Exercise data: Begin

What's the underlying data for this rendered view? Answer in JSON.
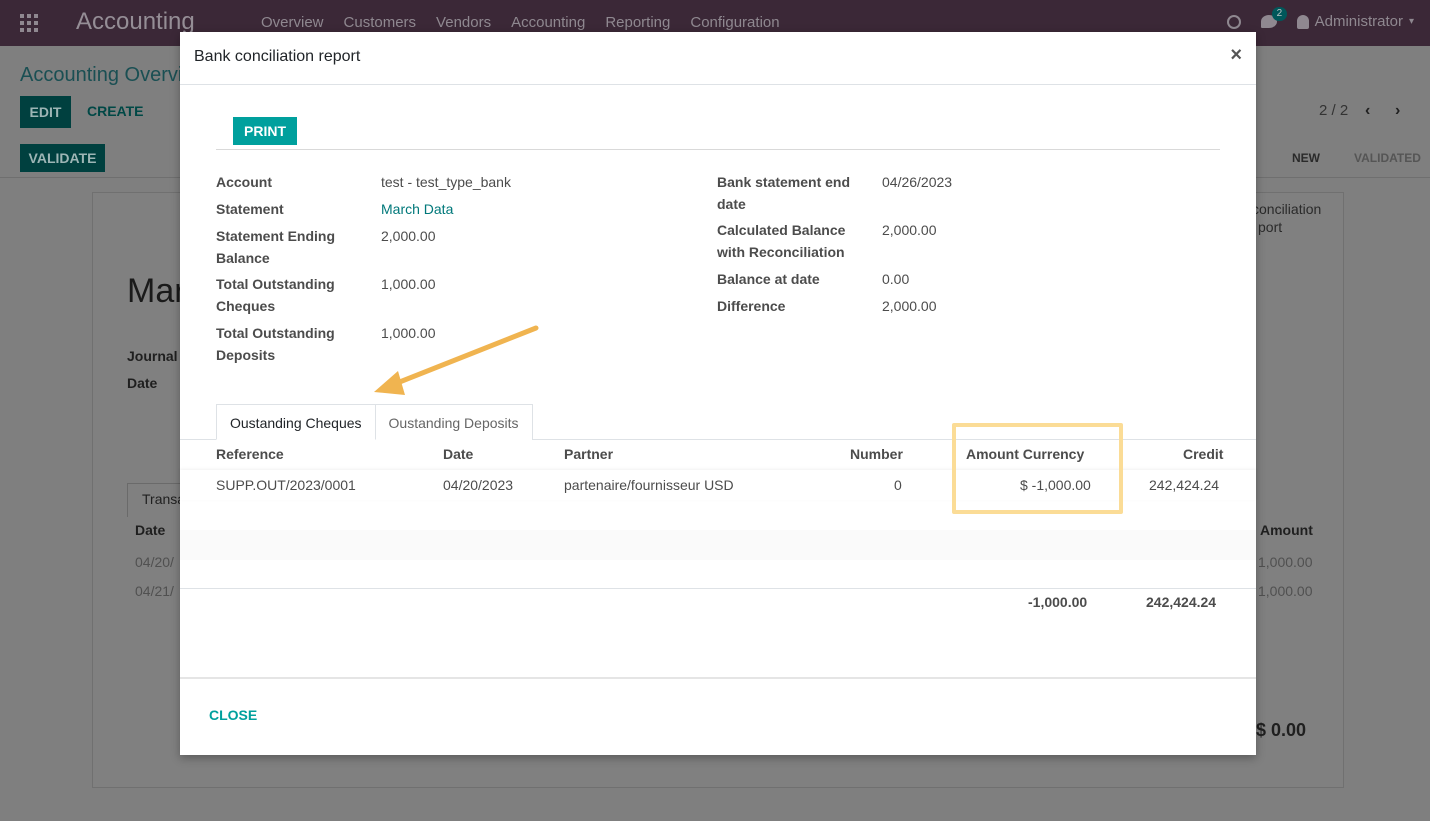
{
  "navbar": {
    "brand": "Accounting",
    "menu": [
      "Overview",
      "Customers",
      "Vendors",
      "Accounting",
      "Reporting",
      "Configuration"
    ],
    "chat_count": "2",
    "user": "Administrator"
  },
  "control_panel": {
    "breadcrumb": "Accounting Overvi",
    "edit_label": "EDIT",
    "create_label": "CREATE",
    "validate_label": "VALIDATE",
    "pager": "2 / 2",
    "status_new": "NEW",
    "status_validated": "VALIDATED"
  },
  "sheet": {
    "stat_line1": "conciliation",
    "stat_line2": "port",
    "name": "Mar",
    "journal_label": "Journal",
    "date_label": "Date",
    "tab_label": "Transa",
    "col_date": "Date",
    "col_amount": "Amount",
    "rows": [
      {
        "date": "04/20/",
        "amount": "1,000.00"
      },
      {
        "date": "04/21/",
        "amount": "1,000.00"
      }
    ],
    "total": "$ 0.00"
  },
  "modal": {
    "title": "Bank conciliation report",
    "close_x": "×",
    "print_label": "PRINT",
    "left_fields": [
      {
        "label": "Account",
        "value": "test - test_type_bank"
      },
      {
        "label": "Statement",
        "value": "March Data"
      },
      {
        "label": "Statement Ending Balance",
        "value": "2,000.00"
      },
      {
        "label": "Total Outstanding Cheques",
        "value": "1,000.00"
      },
      {
        "label": "Total Outstanding Deposits",
        "value": "1,000.00"
      }
    ],
    "right_fields": [
      {
        "label": "Bank statement end date",
        "value": "04/26/2023"
      },
      {
        "label": "Calculated Balance with Reconciliation",
        "value": "2,000.00"
      },
      {
        "label": "Balance at date",
        "value": "0.00"
      },
      {
        "label": "Difference",
        "value": "2,000.00"
      }
    ],
    "tabs": [
      "Oustanding Cheques",
      "Oustanding Deposits"
    ],
    "columns": [
      "Reference",
      "Date",
      "Partner",
      "Number",
      "Amount Currency",
      "Credit"
    ],
    "rows": [
      {
        "reference": "SUPP.OUT/2023/0001",
        "date": "04/20/2023",
        "partner": "partenaire/fournisseur USD",
        "number": "0",
        "amount_currency": "$ -1,000.00",
        "credit": "242,424.24"
      }
    ],
    "totals": {
      "amount_currency": "-1,000.00",
      "credit": "242,424.24"
    },
    "close_label": "CLOSE"
  },
  "colors": {
    "accent": "#00a09d",
    "navbar": "#3b2837",
    "highlight": "#fbdc96",
    "arrow": "#f0b450"
  }
}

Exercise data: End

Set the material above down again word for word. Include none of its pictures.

Result of this task =
What's the underlying data for this rendered view? Answer in JSON.
{
  "navbar": {
    "brand": "Accounting",
    "menu": [
      "Overview",
      "Customers",
      "Vendors",
      "Accounting",
      "Reporting",
      "Configuration"
    ],
    "chat_count": "2",
    "user": "Administrator"
  },
  "control_panel": {
    "breadcrumb": "Accounting Overvi",
    "edit_label": "EDIT",
    "create_label": "CREATE",
    "validate_label": "VALIDATE",
    "pager": "2 / 2",
    "status_new": "NEW",
    "status_validated": "VALIDATED"
  },
  "sheet": {
    "stat_line1": "conciliation",
    "stat_line2": "port",
    "name": "Mar",
    "journal_label": "Journal",
    "date_label": "Date",
    "tab_label": "Transa",
    "col_date": "Date",
    "col_amount": "Amount",
    "rows": [
      {
        "date": "04/20/",
        "amount": "1,000.00"
      },
      {
        "date": "04/21/",
        "amount": "1,000.00"
      }
    ],
    "total": "$ 0.00"
  },
  "modal": {
    "title": "Bank conciliation report",
    "close_x": "×",
    "print_label": "PRINT",
    "left_fields": [
      {
        "label": "Account",
        "value": "test - test_type_bank"
      },
      {
        "label": "Statement",
        "value": "March Data"
      },
      {
        "label": "Statement Ending Balance",
        "value": "2,000.00"
      },
      {
        "label": "Total Outstanding Cheques",
        "value": "1,000.00"
      },
      {
        "label": "Total Outstanding Deposits",
        "value": "1,000.00"
      }
    ],
    "right_fields": [
      {
        "label": "Bank statement end date",
        "value": "04/26/2023"
      },
      {
        "label": "Calculated Balance with Reconciliation",
        "value": "2,000.00"
      },
      {
        "label": "Balance at date",
        "value": "0.00"
      },
      {
        "label": "Difference",
        "value": "2,000.00"
      }
    ],
    "tabs": [
      "Oustanding Cheques",
      "Oustanding Deposits"
    ],
    "columns": [
      "Reference",
      "Date",
      "Partner",
      "Number",
      "Amount Currency",
      "Credit"
    ],
    "rows": [
      {
        "reference": "SUPP.OUT/2023/0001",
        "date": "04/20/2023",
        "partner": "partenaire/fournisseur USD",
        "number": "0",
        "amount_currency": "$ -1,000.00",
        "credit": "242,424.24"
      }
    ],
    "totals": {
      "amount_currency": "-1,000.00",
      "credit": "242,424.24"
    },
    "close_label": "CLOSE"
  },
  "colors": {
    "accent": "#00a09d",
    "navbar": "#3b2837",
    "highlight": "#fbdc96",
    "arrow": "#f0b450"
  }
}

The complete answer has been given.